“Our profession has been hit hard because anything related to ornamentation is not a priority,” he says. “My son, who is 9, is showing an interest in this work, but I have my reservations about encouraging him given the situation. I haven’t given up, though, because I love what I do and I want to honor the legacy of my forebears. Anyway, things may get better in the years to come.”

A volley of pings from hammers striking stone rings out from the Pyrgos School of Fine Arts as students learn the craft. The school, which belongs to the Greek Ministry of Culture and is funded by the Evangelistria of Tinos Foundation, is instrumental in propagating the tradition of marble crafts.

“We have students from all over Greece, who come here because they want to learn how to work marble either for art or to do restorations,” says sculpture professor Leonidas Halepas, a graduate of the Athens School of Fine Arts who returned to Greece recently after several years abroad.

Halepas has run the Tinos school for the past three years and together with teachers in painting and marble sculpting teaches some 40 pupils. “It’s a three-year course that is open to all age groups. Our students are aged from 18 to 45 and 35 percent are women,” he notes.

Grigoris Androulakis is 25 years old and came to the island from Thessaloniki in northern Greece two years ago with a yearning to learn everything about marble. It is a privilege, he says, to have such specialized skills in this job market.

“I see it as an expertise that is not taught anywhere else,” he says. “I believe that the knowledge I am obtaining here will be useful in helping me get into a specialized field that has a future.”

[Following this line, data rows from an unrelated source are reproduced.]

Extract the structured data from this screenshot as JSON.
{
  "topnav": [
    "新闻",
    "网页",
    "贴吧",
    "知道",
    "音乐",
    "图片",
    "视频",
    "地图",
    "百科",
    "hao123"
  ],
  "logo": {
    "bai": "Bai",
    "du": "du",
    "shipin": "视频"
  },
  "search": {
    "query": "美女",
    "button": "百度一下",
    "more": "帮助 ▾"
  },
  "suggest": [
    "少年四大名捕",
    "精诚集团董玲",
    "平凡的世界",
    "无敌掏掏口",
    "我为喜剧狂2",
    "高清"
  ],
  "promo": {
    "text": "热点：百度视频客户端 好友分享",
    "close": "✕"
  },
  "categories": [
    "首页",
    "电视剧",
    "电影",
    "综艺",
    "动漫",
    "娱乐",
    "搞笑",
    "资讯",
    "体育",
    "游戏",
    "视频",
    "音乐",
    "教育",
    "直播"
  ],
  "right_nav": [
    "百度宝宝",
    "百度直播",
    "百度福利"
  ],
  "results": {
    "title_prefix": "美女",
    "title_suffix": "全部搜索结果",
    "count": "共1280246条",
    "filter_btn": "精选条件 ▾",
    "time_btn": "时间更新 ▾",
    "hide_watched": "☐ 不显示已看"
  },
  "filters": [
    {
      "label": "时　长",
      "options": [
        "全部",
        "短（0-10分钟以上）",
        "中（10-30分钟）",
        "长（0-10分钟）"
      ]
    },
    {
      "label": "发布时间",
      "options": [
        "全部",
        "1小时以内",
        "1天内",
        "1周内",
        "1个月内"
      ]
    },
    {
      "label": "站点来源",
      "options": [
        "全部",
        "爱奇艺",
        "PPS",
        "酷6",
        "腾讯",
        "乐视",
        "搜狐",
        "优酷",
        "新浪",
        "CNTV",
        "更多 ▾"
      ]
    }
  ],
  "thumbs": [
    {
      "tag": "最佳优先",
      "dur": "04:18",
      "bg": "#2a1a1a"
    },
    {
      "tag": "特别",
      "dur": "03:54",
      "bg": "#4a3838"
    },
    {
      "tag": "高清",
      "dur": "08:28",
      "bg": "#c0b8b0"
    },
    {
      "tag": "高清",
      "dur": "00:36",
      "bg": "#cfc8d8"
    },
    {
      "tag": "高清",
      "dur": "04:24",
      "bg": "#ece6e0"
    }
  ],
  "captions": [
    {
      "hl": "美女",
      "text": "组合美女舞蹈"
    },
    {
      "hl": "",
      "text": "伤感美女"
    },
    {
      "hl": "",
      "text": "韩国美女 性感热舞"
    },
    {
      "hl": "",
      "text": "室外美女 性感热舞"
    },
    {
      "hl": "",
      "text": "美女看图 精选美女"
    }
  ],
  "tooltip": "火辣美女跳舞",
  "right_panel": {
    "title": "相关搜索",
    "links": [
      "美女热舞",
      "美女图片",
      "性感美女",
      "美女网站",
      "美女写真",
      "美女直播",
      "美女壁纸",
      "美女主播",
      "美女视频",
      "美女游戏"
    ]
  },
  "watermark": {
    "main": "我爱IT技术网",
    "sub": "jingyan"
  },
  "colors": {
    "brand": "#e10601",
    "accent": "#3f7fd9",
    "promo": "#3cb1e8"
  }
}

The school, which has been in operation for 63 years, is also a stepping stone to the Athens School of Fine Arts, as it offers two scholarships a year for the respected institution.

Source: www.ekathimerini.com